(AVAILABLE DATA Opens)

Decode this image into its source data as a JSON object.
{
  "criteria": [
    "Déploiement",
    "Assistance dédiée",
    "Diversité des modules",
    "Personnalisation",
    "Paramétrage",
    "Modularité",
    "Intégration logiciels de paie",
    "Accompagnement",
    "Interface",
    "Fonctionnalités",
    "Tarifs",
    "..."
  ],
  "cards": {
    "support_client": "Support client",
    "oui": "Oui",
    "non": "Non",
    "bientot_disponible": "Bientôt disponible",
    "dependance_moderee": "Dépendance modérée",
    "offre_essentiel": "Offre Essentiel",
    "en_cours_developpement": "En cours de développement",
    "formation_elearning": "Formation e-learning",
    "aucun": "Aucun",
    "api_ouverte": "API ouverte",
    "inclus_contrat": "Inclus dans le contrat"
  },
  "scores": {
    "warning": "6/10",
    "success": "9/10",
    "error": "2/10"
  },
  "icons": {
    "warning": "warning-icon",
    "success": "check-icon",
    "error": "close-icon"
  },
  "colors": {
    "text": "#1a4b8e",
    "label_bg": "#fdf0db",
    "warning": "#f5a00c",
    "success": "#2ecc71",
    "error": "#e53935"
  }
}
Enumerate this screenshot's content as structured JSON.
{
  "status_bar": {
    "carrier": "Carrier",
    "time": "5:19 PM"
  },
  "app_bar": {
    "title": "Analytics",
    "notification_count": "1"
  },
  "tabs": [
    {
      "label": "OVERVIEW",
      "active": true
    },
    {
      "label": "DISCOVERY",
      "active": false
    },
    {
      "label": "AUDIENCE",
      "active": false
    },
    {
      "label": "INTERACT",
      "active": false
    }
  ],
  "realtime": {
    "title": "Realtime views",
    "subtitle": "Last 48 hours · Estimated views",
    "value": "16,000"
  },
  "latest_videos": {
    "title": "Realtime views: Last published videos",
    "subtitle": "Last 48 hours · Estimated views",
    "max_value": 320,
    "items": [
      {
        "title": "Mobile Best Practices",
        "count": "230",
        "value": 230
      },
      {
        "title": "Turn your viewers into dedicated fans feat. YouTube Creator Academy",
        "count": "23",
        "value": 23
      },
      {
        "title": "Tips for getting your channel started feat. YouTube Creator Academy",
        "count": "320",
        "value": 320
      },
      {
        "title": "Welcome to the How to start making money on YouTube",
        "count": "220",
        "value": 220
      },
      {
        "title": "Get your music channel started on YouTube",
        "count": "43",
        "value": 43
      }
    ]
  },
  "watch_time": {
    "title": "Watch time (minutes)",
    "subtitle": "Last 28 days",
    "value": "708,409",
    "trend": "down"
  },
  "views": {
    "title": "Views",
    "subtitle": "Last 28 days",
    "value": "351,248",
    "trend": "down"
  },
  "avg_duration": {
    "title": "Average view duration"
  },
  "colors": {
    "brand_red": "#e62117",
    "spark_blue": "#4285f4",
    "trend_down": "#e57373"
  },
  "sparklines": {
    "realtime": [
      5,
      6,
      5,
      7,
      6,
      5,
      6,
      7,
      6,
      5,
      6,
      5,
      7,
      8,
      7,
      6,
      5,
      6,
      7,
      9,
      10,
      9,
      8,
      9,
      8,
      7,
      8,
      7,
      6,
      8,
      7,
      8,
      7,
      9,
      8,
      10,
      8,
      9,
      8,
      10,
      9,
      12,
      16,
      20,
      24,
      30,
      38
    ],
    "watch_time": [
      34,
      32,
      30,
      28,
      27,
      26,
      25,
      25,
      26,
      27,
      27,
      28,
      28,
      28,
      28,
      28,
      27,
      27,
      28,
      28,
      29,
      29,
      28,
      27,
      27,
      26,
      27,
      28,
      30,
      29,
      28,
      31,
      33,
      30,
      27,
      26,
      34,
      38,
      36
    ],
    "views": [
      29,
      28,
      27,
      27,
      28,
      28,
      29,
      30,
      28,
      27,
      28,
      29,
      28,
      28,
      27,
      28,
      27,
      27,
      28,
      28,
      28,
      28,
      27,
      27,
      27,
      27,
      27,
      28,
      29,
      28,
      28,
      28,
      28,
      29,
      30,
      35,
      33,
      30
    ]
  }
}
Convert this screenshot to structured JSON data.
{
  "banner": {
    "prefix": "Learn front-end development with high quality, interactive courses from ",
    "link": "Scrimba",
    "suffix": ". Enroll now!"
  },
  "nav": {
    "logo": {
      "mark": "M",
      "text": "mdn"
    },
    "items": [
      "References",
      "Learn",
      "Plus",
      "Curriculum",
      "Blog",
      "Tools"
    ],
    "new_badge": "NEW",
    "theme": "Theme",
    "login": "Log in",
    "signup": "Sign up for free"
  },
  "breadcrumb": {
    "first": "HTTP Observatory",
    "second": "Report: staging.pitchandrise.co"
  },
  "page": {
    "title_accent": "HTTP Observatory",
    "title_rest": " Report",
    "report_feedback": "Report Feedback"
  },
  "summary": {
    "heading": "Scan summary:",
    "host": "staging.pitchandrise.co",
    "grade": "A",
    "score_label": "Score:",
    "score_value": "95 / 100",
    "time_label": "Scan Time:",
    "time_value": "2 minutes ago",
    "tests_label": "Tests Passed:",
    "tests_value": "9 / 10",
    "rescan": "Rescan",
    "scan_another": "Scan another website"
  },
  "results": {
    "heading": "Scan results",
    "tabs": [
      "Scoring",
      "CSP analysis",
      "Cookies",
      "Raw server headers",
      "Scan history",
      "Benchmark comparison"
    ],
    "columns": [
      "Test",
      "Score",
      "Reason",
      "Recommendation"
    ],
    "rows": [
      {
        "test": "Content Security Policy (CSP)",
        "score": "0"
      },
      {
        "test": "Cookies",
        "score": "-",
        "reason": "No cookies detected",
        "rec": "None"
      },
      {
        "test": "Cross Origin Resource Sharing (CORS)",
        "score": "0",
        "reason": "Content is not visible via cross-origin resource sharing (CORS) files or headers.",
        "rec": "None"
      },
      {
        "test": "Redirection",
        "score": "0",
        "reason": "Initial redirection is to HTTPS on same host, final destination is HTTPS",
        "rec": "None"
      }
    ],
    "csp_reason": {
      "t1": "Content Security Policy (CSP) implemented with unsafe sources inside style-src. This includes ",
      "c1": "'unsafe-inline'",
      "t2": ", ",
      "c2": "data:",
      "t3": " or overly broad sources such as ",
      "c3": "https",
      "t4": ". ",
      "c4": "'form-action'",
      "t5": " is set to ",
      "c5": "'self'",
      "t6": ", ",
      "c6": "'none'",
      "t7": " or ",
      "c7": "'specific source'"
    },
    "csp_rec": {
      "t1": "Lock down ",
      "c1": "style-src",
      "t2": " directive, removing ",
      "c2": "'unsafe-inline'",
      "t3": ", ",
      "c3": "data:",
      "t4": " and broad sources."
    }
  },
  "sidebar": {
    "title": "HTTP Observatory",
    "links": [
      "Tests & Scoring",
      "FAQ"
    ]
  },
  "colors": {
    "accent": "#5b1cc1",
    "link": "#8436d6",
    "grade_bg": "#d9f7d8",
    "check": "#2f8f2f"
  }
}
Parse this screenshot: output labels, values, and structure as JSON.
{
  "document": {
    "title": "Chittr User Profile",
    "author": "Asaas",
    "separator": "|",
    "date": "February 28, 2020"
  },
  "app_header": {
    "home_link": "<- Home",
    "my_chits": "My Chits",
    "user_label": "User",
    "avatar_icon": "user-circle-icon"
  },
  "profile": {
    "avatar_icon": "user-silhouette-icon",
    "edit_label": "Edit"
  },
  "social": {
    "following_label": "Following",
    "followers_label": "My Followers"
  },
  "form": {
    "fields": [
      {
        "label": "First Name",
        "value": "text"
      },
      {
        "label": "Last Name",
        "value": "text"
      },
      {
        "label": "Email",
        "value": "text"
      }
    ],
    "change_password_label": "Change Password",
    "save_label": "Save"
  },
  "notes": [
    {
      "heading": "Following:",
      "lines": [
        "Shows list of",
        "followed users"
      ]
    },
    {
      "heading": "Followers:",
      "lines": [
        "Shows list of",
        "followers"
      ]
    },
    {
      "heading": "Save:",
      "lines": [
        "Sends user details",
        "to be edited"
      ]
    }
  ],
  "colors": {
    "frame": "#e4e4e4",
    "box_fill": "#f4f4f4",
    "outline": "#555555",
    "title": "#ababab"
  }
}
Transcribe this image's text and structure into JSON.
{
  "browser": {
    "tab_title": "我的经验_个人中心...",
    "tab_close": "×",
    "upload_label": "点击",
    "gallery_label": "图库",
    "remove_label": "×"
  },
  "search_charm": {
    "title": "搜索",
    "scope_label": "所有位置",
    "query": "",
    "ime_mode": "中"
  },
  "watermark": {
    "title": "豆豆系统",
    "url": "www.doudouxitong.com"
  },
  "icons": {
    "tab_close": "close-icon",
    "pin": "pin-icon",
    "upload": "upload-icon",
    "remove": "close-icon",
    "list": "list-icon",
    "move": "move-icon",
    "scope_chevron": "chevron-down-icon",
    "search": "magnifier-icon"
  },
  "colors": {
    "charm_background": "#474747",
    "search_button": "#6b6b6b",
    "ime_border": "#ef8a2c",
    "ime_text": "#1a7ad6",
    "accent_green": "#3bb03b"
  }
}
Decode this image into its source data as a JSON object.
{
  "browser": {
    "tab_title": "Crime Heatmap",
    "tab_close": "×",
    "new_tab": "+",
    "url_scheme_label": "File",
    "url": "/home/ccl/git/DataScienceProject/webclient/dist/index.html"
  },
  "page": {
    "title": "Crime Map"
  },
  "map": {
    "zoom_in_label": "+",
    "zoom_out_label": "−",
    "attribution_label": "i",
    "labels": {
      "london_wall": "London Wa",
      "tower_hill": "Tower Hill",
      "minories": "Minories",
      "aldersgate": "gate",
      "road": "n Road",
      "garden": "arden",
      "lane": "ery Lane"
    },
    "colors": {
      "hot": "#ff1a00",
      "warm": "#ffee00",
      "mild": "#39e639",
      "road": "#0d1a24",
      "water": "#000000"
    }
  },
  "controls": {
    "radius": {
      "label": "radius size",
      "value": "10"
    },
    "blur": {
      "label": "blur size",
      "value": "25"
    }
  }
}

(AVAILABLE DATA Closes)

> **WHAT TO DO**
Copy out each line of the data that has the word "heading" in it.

> **EXERCISE OUTPUT**
    "heading": "Scan summary:",
    "heading": "Scan results",
      "heading": "Following:",
      "heading": "Followers:",
      "heading": "Save:",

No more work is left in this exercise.